@steveE: You've made a fantastic argument. The "official reasoning" stated in the original message is clearly contradictory as you point out...I think any jury would tilt their heads on that cross-x.

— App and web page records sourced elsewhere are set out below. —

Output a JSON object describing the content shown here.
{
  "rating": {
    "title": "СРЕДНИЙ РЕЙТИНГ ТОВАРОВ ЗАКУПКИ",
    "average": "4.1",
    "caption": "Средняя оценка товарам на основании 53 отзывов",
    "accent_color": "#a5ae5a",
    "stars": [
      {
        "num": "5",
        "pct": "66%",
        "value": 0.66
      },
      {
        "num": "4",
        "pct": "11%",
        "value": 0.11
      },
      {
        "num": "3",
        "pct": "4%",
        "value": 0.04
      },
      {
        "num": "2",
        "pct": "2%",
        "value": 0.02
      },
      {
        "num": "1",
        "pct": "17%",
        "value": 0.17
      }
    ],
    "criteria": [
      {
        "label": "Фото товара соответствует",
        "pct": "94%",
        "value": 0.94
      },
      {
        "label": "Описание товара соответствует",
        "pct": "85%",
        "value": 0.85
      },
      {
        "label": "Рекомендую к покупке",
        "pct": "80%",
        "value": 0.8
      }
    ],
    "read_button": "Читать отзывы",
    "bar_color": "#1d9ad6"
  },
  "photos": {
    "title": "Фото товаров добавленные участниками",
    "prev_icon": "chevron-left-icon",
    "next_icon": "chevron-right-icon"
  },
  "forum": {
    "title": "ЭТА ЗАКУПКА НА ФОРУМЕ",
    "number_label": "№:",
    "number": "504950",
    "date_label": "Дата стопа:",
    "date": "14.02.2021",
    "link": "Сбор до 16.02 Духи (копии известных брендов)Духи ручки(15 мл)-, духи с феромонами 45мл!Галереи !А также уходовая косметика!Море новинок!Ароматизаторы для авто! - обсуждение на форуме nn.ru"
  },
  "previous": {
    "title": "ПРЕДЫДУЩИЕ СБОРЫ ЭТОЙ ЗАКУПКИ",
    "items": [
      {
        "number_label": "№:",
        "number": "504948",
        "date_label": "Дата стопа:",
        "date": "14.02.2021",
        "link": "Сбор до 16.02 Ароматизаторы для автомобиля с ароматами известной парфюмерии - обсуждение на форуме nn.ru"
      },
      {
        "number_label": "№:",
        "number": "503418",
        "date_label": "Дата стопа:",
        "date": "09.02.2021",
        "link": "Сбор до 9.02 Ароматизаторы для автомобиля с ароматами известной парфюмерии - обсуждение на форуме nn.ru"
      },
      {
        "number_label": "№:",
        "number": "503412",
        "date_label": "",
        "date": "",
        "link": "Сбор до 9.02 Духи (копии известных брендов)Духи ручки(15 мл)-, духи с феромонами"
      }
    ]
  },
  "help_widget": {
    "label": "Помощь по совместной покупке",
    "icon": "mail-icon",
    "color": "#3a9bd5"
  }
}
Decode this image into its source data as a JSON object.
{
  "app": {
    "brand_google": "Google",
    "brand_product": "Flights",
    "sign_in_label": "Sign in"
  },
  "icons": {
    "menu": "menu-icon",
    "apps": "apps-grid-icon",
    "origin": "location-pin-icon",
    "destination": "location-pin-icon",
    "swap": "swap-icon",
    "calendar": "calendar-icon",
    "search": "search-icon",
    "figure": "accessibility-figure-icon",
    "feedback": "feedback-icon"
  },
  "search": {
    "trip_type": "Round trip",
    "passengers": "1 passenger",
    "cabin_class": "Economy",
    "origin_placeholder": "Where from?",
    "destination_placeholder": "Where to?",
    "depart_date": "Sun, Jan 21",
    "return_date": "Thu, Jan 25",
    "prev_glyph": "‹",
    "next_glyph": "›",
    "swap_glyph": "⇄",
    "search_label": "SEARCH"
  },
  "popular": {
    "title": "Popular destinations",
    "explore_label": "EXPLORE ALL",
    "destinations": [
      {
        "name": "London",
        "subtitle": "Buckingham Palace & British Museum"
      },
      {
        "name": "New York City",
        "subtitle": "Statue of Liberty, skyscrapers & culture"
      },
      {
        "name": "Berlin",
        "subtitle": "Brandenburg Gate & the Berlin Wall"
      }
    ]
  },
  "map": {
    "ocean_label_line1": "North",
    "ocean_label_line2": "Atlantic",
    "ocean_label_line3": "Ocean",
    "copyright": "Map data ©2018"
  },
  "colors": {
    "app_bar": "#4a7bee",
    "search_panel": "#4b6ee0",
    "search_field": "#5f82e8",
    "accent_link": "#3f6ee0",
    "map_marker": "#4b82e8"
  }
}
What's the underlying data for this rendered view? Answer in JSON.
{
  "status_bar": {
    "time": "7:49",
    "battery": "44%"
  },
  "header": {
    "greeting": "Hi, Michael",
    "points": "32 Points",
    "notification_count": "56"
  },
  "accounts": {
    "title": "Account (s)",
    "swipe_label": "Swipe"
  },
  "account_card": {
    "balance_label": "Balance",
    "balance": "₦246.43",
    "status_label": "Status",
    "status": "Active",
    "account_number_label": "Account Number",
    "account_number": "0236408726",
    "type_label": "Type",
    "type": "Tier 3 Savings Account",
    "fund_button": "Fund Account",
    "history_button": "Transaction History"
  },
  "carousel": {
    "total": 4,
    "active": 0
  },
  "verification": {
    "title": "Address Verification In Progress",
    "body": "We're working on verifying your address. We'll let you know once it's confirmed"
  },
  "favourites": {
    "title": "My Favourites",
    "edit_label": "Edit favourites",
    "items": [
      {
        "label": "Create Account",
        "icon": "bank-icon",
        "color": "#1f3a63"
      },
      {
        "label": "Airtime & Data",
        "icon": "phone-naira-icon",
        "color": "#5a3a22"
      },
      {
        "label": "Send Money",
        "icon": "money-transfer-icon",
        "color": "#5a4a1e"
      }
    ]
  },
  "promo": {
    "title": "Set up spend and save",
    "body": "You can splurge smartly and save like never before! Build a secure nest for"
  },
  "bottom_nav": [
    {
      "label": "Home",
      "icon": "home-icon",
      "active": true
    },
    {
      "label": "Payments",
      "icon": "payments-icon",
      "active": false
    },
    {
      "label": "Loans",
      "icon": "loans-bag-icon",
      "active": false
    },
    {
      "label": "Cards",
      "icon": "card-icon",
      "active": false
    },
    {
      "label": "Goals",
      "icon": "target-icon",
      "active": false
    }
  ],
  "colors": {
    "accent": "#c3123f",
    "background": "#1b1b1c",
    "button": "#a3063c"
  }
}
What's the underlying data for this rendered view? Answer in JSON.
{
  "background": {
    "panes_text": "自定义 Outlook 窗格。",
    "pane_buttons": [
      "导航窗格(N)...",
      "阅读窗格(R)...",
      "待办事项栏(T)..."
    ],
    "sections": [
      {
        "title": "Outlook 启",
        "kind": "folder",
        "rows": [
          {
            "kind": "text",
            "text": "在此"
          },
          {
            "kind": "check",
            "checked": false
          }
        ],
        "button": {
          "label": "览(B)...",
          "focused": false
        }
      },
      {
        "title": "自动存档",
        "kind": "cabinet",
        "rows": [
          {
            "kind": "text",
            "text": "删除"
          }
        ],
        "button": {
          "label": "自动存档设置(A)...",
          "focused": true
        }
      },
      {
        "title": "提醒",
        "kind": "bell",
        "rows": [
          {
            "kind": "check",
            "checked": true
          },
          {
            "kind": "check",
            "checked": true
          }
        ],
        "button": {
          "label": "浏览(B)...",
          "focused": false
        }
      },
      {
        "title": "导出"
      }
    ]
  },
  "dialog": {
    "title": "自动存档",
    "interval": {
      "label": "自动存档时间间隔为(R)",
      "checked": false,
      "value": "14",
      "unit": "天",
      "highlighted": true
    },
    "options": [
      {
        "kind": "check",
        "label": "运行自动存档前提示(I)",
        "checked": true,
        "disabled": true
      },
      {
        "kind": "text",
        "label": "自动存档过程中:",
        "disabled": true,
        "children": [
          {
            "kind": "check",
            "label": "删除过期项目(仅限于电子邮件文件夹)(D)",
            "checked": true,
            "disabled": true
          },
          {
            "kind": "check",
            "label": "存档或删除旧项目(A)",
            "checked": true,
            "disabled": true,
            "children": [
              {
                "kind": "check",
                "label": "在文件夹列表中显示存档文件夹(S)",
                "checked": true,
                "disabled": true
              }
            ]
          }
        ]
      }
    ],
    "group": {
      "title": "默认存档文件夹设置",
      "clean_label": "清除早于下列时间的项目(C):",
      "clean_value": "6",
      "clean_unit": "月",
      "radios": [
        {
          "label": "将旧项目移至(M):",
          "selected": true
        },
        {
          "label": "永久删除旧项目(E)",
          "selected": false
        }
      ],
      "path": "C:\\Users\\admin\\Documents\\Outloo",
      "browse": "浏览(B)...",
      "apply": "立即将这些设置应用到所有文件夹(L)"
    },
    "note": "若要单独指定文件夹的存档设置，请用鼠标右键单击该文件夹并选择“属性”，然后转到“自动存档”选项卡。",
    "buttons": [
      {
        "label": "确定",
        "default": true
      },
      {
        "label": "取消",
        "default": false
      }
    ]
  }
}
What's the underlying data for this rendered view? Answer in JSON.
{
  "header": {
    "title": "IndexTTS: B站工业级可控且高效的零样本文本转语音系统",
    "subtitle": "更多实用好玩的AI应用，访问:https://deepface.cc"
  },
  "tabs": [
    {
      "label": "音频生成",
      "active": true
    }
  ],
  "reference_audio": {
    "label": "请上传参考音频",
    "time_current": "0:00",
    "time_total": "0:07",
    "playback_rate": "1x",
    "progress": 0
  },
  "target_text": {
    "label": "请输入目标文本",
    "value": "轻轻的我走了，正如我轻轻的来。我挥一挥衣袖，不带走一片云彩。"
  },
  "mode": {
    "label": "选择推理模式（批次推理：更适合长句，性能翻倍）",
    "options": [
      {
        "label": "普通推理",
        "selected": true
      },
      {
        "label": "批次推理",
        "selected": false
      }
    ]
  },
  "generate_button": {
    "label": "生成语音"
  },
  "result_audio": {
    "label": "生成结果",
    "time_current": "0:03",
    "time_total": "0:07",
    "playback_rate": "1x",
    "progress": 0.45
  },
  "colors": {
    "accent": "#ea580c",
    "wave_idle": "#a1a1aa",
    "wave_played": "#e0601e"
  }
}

I've been sitting on this for a few days and can only make some distant observations. Being relatively new to twitter (and to the API -- and especially to the dynamic going on at present) I'm trying to put this in context of corporate motivation *vis-a-vis* the User Experience with Twitter Clients. The apps I use on my iphone and Mac are...let's say...*very much possible*to improve upon IMO. It is not comprehensible to me why Twitter would want to squelch* **something new or different* *introduced* with regards to the User eXperience...*especially* for new users...with Twitter clients. As a programmer...it's the first thing I wanted to do -- and the whole reason I started digging in the API in the first place a few weeks ago....to bring something new to the table that I don't see there. It seems many people on this site feel similarly with regards to existing Clients. Innovation is far from over on the Client side...and...seemingly...should be encouraged as many posters have pointed out. There is justifiable motivation for Twitter to capitalize on their service...it is brilliant, categorically historical, and as a comm channel blurs the lines between casual chat and causality in real-world events of true historical nature. But is Twitter trying to put its own clients "on every desk and in every home?" My personal opinion is that the threat to the company is not in the access to the twitter stream backend (data mining, streams, etc...)...it's to the frontend (the firehose backend is being 3rd partied already a la gnip.com). The user still has to enter 160 chars --somehow/where/way, and if that stream were ever diverted -- game over. A Twitter client is that front end. The user entering text into a client is the *sine qua non* of Twitter. That's not a local firehose per user...that's a sparse tweet ... once or twice a minute peak. But the Twitter client frontend is the gateway, and it's not that hard to code a basic Twitter client via the API, so there can be a lot of Twitter clients out there...and some of them might be better than Twitter's. Is this what they are trying to control? For Google (search) ...it is to use their search engine and free services to bring you to advertising. If users started using another search engine, Google doesn't get data. Google's search engine has pretty good legs so far...and it's proprietary of course. You enter search text on any handful of *standard* web browsers. For Facebook...network people together to share pics and relationship status. You could probably make facebook server code OSS...it's the existing network in-place that keeps people there...it was first and it has a brand. Facebook gets a lot of traffic on their web clients...and a lot of data on what people say to each other. You mostly post your status via * Facebook's* clients: web pages via standard browsers or *their* mobile apps. For Twitter...there is an in-place network all right, but you can post your status (160 *golden* characters) via any number of clients. Is this really the threat?? If so...it would seem that most of the API accessibility would just steadily disappear over time... @jameswinkle -- Twitter developer documentation and resources: http://dev.twitter.com/doc API updates via Twitter: http://twitter.com/twitterapi Issues/Enhancements Tracker: http://code.google.com/p/twitter-api/issues/list Change your membership to this group: http://groups.google.com/group/twitter-development-talk